Young Ian later joined the Navy and served as a naval airman until 1961. Most of his service was aboard the aircraft carrier HMAS Melbourne. He is thankful to have left the Navy before the disaster of 1964 when the Melbourne and the destroyer HMAS Voyager collided off the NSW South Coast.

BY then, Ian was on a new path in life. He had married a Redland-born girl, Florence Stacey, in 1963 and early in the marriage they headed to New Guinea, where Ian managed native co-operatives until the mid-1970s.
The couple returned to live in a new house that they had built on the site of a fibro shack behind his grandparents' retirement home.
Ian worked for many years with the paint company Dulux, then ran his own business selling and servicing airless spray equipment.

IAN and Florence still live the same home. For about 10 years, a classic tinny, a 12ft Clarke, has been parked beside it.
The boat probably won't be there much longer after Ian advertised it for sale – complete with a late model 15hp Mariner outboard, trailer and rego to December – for $3000.
Ian says the tinny has served his family well around the bay; most recently, a grandson has enjoyed loading it with camping gear and heading with his mates to Straddie.
Even though it doesn't have quite the grandeur of a battleship, Ian has made much use of the tinny, too!

Thanks for joining me in the marvellous community of classified advertising. This column has appeared in The Redland Times.

Sunday, April 15, 2012

Stop the bickering: teamwork brings success in business

Image courtesy Microsoft

SPOUSES bicker, siblings battle, workmates argue – everyone probably has some sort of relationship problem at some time.
We often forget, however, that our differences are painfully obvious to those 'looking in from the outside' with impartial eyes.
The spouses may divorce, siblings may refuse to speak to each other and workmates may separation. When the warring parties go into business together, the consequences can be costly.

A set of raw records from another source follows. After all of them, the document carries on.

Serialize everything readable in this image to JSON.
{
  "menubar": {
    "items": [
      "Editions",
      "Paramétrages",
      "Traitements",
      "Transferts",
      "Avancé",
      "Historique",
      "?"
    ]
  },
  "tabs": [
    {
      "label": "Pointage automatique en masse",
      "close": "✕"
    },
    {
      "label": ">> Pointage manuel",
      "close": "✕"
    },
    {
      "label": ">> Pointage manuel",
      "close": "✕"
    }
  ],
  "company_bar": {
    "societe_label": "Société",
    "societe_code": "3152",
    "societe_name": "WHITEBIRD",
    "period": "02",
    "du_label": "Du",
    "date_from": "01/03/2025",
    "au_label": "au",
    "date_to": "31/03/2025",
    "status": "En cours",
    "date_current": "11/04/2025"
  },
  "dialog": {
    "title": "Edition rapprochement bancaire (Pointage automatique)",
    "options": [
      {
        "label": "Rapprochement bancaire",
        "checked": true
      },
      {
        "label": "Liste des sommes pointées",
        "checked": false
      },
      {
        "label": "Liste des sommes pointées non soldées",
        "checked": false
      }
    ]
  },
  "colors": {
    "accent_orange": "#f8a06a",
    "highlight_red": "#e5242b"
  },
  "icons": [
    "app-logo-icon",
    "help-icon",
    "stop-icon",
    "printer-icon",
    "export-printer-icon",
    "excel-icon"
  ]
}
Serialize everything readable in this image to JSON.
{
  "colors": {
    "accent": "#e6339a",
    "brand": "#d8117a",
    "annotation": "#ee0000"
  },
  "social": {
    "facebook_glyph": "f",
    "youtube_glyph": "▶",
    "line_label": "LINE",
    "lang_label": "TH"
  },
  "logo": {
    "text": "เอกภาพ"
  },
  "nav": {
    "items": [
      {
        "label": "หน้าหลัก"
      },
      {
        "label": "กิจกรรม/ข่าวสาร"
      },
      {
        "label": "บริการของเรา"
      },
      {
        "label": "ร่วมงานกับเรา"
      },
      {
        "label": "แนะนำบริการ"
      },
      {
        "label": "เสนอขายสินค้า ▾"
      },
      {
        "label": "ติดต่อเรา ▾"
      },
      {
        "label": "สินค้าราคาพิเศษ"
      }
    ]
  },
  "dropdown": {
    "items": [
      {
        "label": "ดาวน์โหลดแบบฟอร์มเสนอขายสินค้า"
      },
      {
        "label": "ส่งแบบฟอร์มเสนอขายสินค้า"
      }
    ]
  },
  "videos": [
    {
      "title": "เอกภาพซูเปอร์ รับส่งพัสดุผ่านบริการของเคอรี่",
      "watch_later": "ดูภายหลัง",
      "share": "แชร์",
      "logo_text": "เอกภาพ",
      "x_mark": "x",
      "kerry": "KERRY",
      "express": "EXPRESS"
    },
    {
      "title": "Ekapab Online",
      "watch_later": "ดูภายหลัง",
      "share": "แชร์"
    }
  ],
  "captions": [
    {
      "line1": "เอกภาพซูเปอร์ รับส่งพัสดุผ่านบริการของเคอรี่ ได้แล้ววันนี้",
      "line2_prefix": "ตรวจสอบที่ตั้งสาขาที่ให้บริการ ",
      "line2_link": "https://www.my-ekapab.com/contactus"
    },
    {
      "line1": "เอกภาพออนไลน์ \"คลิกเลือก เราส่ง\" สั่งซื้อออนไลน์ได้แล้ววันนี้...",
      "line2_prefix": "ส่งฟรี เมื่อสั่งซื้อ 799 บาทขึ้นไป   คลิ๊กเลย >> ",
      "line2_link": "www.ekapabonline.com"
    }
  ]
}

BUSINESS broker Graeme Donaldson often sees dangerous symptoms when buyers are shopping for an enterprise.
He says the internal bickering and friction are among the main reasons some businesses have been on his books as many as half a dozen times during the 14 years that Donaldson Business Brokers has operated in the Redlands.
"I do have to say that some people are not cut out to go into business," Graeme says. "There can be clear signs they are destined not to succeed.
"In one instance two blokes going into a partnership were arguing at our initial meetings. Sure enough, the business was back on the market within 12 months."
Graeme has a special interest in the psychology that underpins business success.

FORMERLY the CEO of companies distributing car, truck, industrial and electrical parts, Graeme studied team psychology at university level.
The training which he undertook when heading a national workforce about 1500 showed the importance of teamwork in any enterprise, Graeme says.
Sydney-born Graeme qualified as an electrical fitter/mechanic and refrigeration engineer – and is proud of having worked on components for the Sydney Opera House in the 1960s before he moved into sales and management.
He says his move into business broking followed his business consultancies. "One of the companies asked me if I could sell it for them, and I did – that's how the brokerage started," he says

GRAEME says he is content to maintain his for-sale listings about 30 businesses: "I would rather provide personalised service than get too many people involved."
Donaldson Business Brokers has been part of the community of classified advertising in the Bayside Bulletin since it started trading, with an invitation to those buying, selling and testing the market.
The firm charges no marketing and advertising costs, relying totally on sales commissions. This means "no sale, no cost".
The current business climate receives a lot of attention from the economic analysts at national and state levels, and 'down on the ground' Graeme says it is the toughest he has seen in four decades.
"A lot of people are in trouble, just hanging in there, and have been for quite some time," he says.
"You only have to look around at the number of shops that have closed."
Graeme acknowledges many Redlanders resist growth of the city but warns that if it doesn't grow the only direction is backwards.

Thanks for joining me in the marvellous community of classified advertising. This column has appeared in The Redland Times.